Copy each line from the listing below where the word "state" shows up.

■ ■ ■ ■ ■ ■ ■

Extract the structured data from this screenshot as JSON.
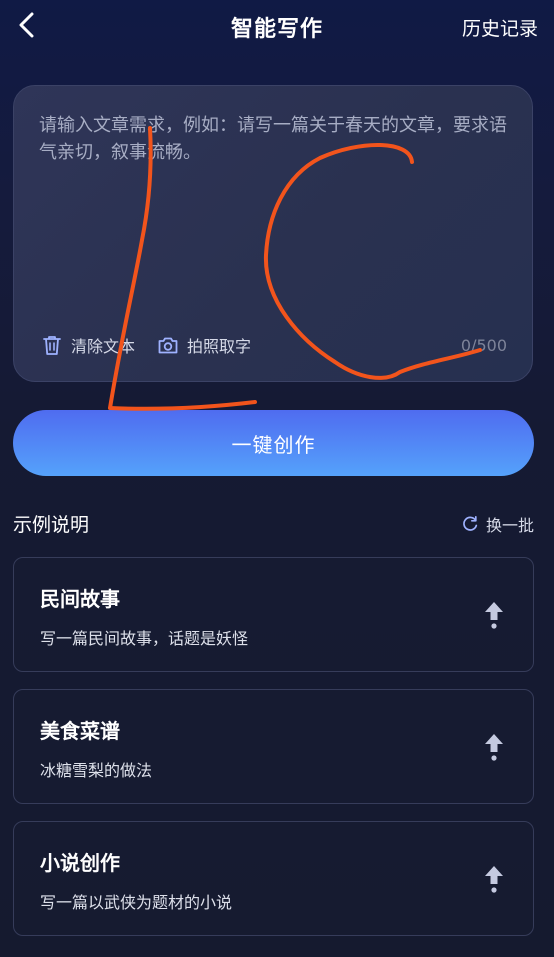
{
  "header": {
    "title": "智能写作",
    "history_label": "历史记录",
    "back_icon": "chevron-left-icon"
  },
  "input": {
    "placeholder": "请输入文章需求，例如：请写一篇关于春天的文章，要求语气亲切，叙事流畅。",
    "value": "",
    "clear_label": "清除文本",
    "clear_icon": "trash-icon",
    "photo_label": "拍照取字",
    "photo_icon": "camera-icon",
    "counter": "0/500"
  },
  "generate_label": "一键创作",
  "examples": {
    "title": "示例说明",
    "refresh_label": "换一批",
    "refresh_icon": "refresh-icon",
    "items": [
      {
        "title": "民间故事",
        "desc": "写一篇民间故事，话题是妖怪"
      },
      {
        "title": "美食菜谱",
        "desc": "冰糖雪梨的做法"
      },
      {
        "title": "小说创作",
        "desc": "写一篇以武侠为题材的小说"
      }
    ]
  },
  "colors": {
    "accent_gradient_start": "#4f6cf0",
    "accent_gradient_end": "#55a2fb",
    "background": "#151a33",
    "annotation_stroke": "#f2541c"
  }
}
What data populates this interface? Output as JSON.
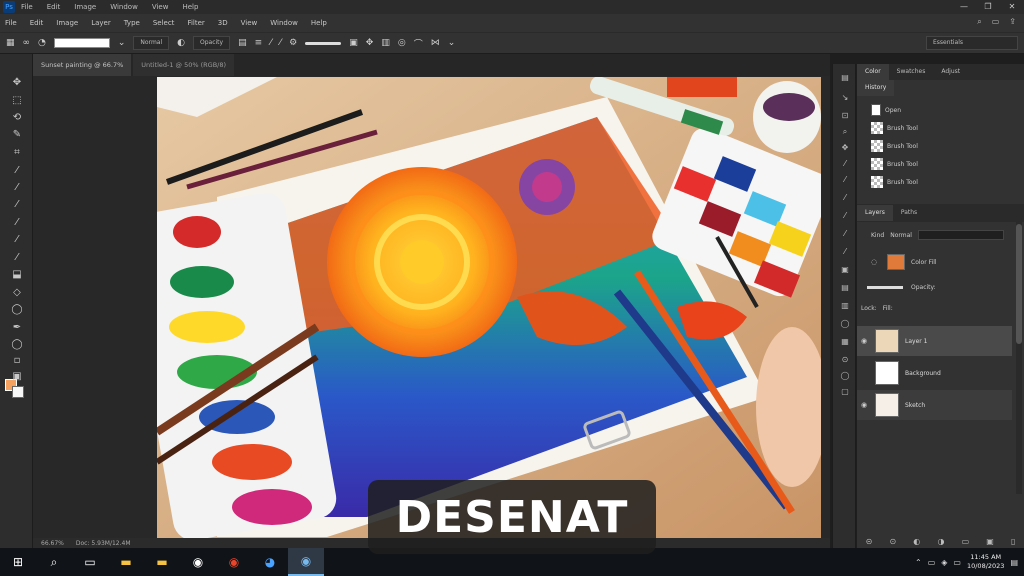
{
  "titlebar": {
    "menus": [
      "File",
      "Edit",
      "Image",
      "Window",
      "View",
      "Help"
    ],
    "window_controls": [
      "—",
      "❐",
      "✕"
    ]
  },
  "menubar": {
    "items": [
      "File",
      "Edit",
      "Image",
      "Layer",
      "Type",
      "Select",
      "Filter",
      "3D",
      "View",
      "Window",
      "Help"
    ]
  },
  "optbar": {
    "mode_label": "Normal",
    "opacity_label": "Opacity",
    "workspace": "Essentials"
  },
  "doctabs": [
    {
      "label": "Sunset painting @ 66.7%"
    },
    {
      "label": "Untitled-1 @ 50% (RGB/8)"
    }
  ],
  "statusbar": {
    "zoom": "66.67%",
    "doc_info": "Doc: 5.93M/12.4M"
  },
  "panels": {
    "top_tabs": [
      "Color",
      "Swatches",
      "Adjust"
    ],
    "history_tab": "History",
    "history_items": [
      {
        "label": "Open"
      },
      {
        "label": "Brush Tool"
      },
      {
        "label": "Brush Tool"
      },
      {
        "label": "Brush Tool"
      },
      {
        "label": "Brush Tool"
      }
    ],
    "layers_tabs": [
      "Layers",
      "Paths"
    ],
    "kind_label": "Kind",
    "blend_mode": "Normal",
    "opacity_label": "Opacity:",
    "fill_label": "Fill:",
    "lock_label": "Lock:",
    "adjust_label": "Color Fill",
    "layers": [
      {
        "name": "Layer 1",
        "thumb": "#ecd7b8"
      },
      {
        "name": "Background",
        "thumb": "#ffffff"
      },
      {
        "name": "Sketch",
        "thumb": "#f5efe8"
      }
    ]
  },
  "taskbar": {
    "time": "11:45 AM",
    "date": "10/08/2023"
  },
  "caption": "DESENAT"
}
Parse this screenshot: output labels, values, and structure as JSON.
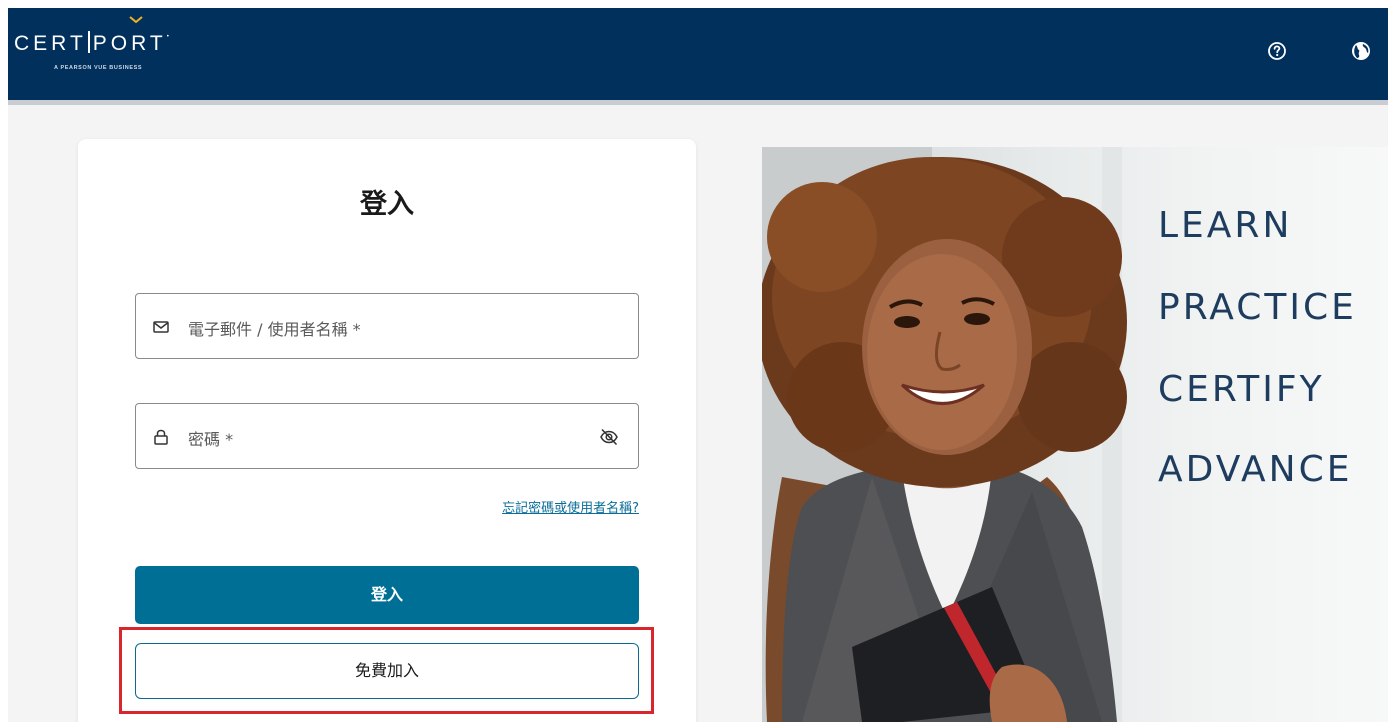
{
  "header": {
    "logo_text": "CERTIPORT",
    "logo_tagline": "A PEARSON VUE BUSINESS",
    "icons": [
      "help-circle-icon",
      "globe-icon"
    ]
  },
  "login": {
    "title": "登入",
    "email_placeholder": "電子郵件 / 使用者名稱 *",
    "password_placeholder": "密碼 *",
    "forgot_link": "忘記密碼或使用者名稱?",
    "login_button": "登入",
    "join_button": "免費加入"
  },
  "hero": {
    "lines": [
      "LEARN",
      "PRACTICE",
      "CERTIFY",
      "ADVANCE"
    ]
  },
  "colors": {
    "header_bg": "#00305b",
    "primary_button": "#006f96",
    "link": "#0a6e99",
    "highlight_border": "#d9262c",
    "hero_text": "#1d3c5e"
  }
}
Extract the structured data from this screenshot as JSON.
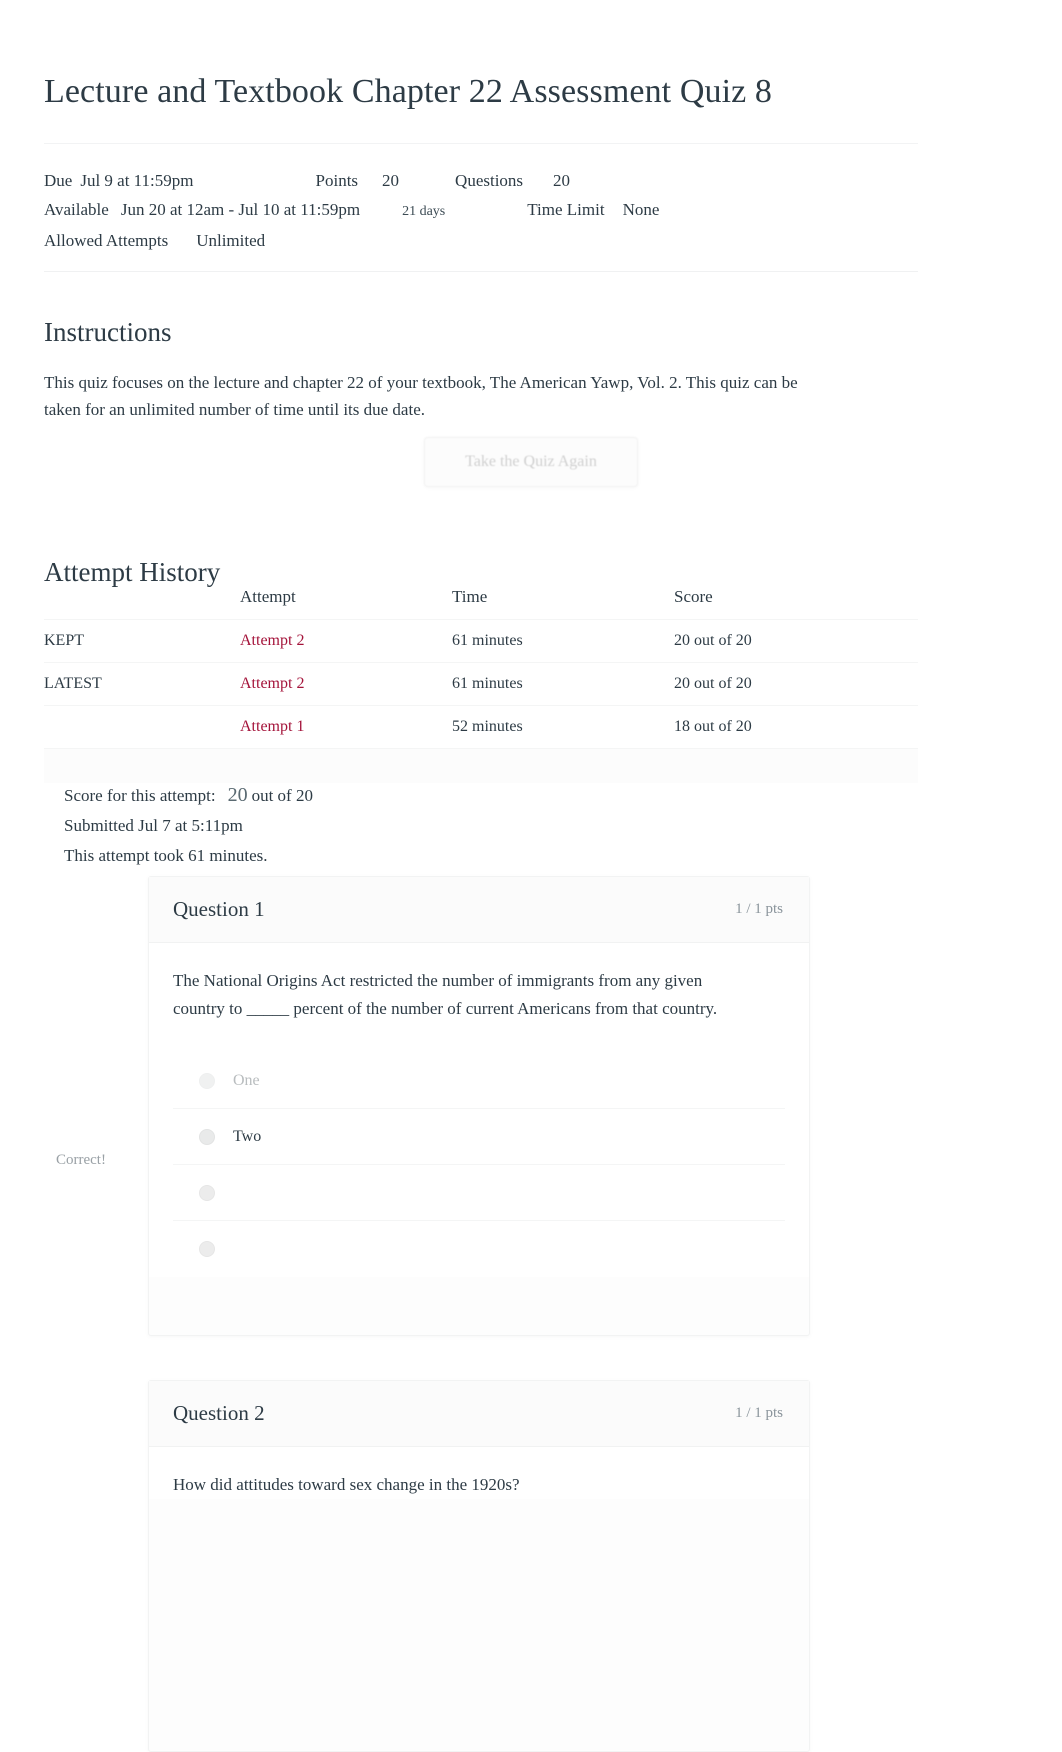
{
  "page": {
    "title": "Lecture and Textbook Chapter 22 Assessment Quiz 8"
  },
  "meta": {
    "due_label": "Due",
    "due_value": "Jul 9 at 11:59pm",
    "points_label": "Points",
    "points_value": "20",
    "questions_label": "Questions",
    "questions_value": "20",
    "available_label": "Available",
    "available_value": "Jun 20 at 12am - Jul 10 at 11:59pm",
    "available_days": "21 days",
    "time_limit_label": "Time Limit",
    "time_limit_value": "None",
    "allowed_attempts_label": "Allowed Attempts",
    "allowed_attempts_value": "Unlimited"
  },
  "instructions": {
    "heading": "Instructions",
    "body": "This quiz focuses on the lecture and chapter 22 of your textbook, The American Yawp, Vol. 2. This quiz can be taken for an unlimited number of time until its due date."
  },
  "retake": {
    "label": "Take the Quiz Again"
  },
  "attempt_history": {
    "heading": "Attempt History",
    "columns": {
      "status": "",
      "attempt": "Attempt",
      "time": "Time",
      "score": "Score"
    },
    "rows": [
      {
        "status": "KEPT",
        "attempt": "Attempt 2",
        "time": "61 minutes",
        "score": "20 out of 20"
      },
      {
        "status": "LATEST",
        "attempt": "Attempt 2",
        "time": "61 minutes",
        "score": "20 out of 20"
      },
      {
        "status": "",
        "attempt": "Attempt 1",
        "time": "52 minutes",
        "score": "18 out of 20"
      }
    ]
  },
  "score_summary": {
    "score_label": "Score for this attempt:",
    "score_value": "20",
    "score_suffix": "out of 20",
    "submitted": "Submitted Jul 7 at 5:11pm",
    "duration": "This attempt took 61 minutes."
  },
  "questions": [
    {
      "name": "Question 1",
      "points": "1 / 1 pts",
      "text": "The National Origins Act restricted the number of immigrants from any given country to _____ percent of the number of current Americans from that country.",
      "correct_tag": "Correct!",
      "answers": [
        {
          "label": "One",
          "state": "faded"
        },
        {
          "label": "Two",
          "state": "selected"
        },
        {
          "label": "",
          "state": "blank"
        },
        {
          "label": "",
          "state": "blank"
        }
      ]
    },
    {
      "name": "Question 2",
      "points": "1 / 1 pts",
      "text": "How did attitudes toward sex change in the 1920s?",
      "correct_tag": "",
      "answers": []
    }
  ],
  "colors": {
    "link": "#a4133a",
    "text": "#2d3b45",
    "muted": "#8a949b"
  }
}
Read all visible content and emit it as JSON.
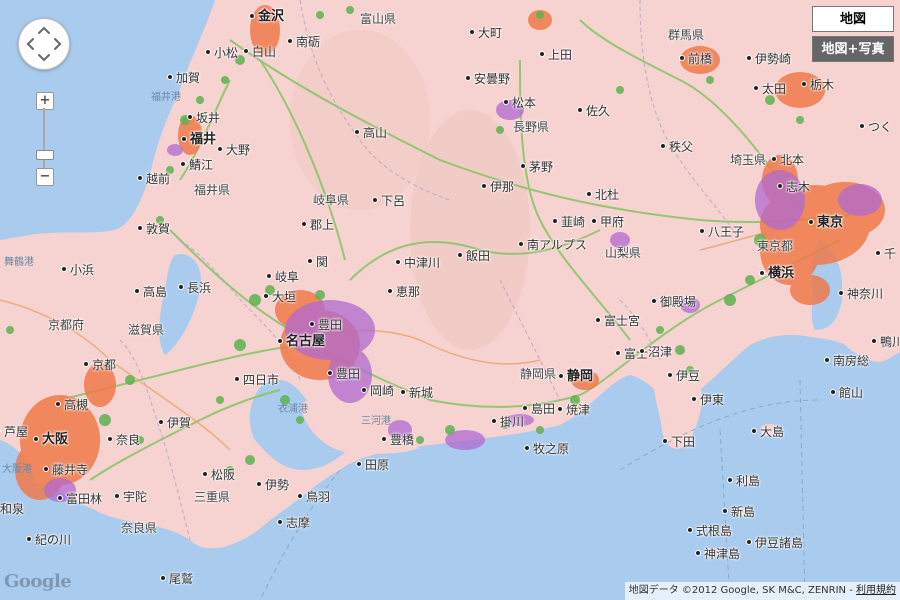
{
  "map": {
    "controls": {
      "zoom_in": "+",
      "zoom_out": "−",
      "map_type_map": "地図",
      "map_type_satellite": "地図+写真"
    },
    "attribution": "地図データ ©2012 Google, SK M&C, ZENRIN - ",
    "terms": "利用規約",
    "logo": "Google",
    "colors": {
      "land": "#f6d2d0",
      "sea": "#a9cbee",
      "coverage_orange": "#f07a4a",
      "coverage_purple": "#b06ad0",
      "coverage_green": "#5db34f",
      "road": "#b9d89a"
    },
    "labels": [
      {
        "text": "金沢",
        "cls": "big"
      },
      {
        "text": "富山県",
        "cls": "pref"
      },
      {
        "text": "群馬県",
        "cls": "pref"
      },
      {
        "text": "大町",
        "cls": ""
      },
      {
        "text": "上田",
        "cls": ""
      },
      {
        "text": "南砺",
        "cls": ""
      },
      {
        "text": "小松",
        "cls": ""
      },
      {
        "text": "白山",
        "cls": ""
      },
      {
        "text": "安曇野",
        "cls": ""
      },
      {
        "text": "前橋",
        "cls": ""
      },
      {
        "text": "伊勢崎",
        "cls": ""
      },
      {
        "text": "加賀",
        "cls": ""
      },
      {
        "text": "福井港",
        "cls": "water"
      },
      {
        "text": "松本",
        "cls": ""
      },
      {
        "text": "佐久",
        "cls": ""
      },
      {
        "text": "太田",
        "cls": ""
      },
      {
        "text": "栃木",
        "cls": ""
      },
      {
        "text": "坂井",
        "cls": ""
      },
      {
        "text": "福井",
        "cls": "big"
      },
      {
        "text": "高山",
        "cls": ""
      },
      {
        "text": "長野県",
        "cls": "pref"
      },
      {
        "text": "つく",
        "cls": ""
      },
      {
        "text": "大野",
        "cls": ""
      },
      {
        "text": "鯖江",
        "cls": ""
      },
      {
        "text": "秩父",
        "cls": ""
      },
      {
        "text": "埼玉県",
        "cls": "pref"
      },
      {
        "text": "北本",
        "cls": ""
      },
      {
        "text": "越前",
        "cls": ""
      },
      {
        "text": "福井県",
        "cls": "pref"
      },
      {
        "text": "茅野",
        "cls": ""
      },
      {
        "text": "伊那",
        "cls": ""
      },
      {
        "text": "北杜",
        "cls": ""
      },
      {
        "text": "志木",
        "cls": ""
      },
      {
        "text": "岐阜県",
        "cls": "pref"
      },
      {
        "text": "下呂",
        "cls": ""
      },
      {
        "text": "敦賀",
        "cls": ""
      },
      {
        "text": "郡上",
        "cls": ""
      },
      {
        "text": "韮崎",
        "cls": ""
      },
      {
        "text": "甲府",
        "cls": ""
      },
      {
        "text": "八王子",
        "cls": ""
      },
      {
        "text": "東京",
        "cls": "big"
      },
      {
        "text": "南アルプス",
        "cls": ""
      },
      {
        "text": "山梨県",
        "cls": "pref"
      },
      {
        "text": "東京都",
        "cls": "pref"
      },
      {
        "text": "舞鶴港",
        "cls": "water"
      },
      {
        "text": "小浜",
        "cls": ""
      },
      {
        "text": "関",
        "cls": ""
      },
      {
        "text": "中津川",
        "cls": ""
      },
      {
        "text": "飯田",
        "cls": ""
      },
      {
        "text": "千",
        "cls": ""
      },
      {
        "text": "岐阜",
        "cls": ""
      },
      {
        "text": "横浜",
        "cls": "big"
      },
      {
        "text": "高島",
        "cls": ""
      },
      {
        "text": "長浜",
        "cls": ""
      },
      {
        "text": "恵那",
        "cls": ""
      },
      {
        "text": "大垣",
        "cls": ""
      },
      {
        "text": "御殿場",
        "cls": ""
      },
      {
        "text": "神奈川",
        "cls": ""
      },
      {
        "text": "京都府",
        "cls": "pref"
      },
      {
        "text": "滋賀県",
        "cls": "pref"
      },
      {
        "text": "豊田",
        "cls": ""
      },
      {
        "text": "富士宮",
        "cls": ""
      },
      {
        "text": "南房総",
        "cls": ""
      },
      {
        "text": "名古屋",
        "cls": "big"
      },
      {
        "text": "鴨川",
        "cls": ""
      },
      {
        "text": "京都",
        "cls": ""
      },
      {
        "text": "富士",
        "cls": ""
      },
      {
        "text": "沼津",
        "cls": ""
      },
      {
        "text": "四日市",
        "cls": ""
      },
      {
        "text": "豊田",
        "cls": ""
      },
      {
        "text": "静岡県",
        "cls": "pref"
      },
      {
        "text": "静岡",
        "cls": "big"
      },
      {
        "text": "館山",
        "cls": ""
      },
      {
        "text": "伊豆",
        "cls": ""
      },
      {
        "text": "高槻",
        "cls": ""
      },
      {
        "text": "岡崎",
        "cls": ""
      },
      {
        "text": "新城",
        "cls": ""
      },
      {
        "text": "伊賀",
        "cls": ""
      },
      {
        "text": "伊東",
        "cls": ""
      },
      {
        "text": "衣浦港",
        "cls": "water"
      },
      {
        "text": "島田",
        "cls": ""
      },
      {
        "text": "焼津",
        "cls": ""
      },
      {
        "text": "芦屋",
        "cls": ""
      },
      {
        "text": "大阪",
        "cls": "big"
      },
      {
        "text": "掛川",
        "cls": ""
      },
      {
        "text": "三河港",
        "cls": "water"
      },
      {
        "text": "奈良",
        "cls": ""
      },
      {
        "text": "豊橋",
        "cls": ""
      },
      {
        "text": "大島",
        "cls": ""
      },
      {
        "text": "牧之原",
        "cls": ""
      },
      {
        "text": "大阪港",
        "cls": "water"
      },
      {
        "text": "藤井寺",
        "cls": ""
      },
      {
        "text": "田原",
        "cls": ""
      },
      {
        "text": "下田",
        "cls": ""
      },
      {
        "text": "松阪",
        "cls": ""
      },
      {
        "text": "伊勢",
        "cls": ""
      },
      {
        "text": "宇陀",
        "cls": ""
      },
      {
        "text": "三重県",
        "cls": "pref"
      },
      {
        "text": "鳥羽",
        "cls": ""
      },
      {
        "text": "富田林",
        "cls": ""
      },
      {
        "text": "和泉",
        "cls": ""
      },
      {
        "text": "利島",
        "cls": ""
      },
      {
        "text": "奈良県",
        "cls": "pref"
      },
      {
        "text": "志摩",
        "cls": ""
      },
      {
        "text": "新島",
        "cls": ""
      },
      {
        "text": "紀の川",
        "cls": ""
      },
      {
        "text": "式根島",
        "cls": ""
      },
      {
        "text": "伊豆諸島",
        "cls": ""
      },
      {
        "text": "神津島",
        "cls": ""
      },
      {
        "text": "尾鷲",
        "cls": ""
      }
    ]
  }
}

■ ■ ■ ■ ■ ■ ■

*Output of the task*.
          "state": "faded"
          "state": "selected"
          "state": "blank"
          "state": "blank"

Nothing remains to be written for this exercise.